Melotto, an assistant professor in the Department of Plant Sciences, specializes in plant-pathogen interactions. Melotto completed her Ph.D. in plant breeding and genetics at Michigan State University before joining the UC Davis faculty in 2014 from the University of Texas.
Plant disease, food safety, molecular biology of plant-microbe interactions, phyllosphere microbiology (aboveground portions of plants as a habitat for microorganisms), model and crop plant pathosystems, plant defenses against human and plant pathogens, stomatal immunity, bacterial pathogenesis on plants, produce contamination with human pathogens.
Food production and food safety are constantly threatened by pathogenic microbes (such as bacteria and viruses) that can decrease crop yield and contaminate the edible parts of the plant.

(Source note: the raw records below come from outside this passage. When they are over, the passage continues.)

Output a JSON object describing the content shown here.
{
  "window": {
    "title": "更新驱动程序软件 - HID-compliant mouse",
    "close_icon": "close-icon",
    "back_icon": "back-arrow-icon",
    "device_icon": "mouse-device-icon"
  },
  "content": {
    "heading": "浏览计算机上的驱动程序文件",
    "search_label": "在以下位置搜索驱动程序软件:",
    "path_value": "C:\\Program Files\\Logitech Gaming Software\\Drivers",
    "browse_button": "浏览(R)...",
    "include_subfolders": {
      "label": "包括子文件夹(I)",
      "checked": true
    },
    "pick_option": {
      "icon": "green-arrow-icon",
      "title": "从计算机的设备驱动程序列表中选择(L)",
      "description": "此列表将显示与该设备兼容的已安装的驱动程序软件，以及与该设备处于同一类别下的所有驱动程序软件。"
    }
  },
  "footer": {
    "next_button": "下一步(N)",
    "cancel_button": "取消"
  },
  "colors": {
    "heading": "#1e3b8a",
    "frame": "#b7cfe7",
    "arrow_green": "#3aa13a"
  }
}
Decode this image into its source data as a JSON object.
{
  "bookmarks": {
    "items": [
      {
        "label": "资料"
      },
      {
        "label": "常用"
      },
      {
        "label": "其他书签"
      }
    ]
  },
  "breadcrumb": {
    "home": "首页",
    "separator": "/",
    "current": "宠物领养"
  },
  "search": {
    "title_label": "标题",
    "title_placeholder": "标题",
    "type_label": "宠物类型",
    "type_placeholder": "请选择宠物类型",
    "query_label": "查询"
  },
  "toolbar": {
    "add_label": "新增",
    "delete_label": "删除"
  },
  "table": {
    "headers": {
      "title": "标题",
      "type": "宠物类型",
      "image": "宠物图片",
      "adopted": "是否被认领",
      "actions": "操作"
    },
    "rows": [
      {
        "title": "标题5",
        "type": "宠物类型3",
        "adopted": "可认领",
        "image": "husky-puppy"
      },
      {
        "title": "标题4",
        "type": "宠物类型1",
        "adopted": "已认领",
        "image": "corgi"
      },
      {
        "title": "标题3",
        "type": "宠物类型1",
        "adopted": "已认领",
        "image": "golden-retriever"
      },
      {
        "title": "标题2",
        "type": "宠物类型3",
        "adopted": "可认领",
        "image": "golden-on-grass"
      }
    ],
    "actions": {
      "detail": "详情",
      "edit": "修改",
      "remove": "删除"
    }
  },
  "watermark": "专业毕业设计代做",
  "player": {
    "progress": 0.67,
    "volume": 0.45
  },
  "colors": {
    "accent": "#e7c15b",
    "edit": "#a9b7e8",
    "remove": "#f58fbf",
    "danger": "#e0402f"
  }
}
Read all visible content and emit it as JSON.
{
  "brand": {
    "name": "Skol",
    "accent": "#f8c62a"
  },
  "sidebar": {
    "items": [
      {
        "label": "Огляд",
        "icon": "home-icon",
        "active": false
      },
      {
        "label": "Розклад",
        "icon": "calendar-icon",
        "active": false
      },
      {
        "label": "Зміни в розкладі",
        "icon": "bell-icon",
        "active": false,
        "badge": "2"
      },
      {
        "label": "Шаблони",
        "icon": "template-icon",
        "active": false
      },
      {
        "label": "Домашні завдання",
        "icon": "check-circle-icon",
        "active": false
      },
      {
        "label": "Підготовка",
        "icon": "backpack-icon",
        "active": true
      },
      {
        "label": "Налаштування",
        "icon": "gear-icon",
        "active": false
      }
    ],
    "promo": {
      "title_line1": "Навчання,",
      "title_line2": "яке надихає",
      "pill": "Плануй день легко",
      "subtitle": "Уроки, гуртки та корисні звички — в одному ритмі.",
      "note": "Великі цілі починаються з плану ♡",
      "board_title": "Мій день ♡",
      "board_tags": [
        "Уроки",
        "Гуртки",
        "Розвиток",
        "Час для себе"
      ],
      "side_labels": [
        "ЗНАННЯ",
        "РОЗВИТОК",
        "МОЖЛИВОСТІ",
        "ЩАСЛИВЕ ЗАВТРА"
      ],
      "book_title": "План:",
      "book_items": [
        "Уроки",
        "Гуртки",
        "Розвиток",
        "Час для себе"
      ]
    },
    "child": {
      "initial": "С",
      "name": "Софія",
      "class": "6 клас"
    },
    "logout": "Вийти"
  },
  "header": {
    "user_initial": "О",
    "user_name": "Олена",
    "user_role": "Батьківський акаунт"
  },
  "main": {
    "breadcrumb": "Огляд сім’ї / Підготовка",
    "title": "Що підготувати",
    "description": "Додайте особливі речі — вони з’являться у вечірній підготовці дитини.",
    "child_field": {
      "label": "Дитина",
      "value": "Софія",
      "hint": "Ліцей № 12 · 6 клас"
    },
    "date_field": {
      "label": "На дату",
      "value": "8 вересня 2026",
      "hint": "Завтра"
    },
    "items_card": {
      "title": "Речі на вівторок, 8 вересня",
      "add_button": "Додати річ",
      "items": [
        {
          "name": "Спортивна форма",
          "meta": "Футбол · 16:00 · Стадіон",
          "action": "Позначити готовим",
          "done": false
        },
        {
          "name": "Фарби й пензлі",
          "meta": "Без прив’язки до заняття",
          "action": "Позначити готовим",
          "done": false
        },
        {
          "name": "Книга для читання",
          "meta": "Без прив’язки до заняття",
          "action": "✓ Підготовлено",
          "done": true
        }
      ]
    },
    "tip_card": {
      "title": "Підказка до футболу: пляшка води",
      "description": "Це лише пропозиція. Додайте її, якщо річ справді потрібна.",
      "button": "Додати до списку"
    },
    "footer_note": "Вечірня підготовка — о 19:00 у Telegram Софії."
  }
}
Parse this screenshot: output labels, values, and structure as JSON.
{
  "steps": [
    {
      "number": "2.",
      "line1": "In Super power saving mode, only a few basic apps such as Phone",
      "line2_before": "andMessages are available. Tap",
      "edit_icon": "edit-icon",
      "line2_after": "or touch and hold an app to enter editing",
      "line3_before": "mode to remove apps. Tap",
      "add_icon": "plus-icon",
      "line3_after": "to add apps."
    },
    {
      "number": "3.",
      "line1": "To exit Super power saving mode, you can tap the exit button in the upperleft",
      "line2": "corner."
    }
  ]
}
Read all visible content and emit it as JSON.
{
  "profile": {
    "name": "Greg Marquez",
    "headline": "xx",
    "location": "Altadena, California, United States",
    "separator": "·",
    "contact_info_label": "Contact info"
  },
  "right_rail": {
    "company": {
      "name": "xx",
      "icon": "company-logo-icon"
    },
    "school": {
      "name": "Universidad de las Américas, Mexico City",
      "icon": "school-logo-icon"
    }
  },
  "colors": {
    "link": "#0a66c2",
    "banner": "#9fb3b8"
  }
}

Our research is focused on understanding the close interaction between plants and pathogens at the molecular level.
We aim to determine the physiological changes that happen in both the plant and the pathogen when they come into contact. Specifically, we want to know how the plant immune system works to fight against pathogen infection and how pathogens employ virulence strategies to overcome plant defenses.
This line of research is critical for the development of environmentally sound methods to minimize the impact of diseases and economic losses in agriculture worldwide, and to reduce food contamination with human pathogens in crops such as leafy vegetables.
- Molecular mechanisms of stomatal immunity
- Human pathogen internalization and survival into leafy vegetables
- Genetic components of crop plant resistance against fungal and bacterial pathogens
- Transition from avirulent to virulent life styles of bacterial pathogens